Exercise details:
Scan the records below. List lines holding "your".

App and web page records:
^^^^^^^^^^^^^^^^

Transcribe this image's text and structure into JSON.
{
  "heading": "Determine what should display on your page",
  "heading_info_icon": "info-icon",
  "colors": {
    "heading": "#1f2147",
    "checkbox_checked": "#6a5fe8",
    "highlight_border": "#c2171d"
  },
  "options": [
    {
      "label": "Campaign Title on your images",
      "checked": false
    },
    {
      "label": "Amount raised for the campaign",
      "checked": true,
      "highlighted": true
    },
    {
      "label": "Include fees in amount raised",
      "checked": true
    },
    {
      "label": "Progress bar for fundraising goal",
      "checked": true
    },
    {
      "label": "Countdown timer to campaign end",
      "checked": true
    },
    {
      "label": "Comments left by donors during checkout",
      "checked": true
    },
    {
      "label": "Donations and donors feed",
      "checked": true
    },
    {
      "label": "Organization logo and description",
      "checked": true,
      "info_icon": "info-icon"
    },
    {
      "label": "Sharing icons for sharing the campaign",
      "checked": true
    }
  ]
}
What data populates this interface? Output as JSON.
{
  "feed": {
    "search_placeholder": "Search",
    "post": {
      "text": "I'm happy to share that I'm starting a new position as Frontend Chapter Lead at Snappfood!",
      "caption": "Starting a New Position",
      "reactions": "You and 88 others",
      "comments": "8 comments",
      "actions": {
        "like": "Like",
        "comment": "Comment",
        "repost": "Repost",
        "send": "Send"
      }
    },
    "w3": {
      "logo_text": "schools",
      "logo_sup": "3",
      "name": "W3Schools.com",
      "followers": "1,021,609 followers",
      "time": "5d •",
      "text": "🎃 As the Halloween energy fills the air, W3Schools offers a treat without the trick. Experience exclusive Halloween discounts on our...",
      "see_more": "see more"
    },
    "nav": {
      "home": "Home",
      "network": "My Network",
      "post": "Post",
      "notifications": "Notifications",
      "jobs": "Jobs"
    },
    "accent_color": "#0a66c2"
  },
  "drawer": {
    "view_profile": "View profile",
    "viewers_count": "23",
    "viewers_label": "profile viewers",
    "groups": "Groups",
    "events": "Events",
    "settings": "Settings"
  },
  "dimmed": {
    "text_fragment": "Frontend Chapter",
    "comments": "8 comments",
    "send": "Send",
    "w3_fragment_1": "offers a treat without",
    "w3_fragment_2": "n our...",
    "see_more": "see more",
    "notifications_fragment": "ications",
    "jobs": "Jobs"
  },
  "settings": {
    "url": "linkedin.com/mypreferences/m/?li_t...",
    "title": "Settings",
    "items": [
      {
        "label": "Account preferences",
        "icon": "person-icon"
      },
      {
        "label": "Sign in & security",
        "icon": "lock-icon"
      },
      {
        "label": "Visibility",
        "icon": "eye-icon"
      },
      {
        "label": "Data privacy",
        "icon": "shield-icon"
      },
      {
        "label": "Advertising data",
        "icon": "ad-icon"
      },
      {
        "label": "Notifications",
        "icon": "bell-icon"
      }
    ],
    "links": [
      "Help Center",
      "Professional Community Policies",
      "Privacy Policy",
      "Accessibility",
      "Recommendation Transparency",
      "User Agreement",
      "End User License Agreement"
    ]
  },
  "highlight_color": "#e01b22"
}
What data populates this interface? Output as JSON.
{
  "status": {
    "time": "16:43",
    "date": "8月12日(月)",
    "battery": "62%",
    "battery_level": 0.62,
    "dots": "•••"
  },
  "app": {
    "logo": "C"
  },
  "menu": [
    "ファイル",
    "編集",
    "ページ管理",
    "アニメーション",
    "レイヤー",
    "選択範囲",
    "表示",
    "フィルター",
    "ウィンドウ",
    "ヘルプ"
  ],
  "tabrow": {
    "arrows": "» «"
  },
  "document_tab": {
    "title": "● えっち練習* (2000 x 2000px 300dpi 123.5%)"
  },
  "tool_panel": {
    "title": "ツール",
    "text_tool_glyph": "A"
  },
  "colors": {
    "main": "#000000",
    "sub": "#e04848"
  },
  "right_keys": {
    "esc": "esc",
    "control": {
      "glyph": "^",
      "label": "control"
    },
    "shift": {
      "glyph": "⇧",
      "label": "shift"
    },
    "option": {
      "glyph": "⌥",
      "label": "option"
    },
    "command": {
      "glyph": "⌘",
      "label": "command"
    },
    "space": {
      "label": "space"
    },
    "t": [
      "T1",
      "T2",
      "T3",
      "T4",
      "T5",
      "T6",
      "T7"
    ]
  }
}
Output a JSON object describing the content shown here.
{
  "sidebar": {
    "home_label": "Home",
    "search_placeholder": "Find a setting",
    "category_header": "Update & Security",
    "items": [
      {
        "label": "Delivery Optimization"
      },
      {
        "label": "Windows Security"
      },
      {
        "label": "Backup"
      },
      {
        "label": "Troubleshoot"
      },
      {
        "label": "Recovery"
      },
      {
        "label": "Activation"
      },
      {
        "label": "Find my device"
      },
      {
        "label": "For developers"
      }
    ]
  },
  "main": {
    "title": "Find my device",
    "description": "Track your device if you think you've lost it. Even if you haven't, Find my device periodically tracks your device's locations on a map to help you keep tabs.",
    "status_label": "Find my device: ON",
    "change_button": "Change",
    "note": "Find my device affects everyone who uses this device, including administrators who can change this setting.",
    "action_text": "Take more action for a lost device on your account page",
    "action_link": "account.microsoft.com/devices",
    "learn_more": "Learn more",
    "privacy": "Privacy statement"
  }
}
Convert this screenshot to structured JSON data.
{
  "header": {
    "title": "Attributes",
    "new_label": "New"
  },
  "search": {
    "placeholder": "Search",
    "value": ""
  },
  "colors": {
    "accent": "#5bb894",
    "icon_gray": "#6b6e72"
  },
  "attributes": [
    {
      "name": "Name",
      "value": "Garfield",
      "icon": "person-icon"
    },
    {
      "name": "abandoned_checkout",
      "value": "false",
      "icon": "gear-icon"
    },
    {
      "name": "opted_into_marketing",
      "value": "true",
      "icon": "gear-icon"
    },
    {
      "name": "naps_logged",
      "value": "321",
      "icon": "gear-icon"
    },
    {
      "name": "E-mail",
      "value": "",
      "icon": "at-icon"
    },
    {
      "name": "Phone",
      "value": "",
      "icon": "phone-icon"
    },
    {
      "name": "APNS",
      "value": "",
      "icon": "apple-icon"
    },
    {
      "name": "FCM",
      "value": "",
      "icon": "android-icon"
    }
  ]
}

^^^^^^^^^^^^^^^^

Expected answer:
  "heading": "Determine what should display on your page",
      "label": "Campaign Title on your images",
    "description": "Track your device if you think you've lost it. Even if you haven't, Find my device periodically tracks your device's locations on a map to help you keep tabs.",
    "action_text": "Take more action for a lost device on your account page",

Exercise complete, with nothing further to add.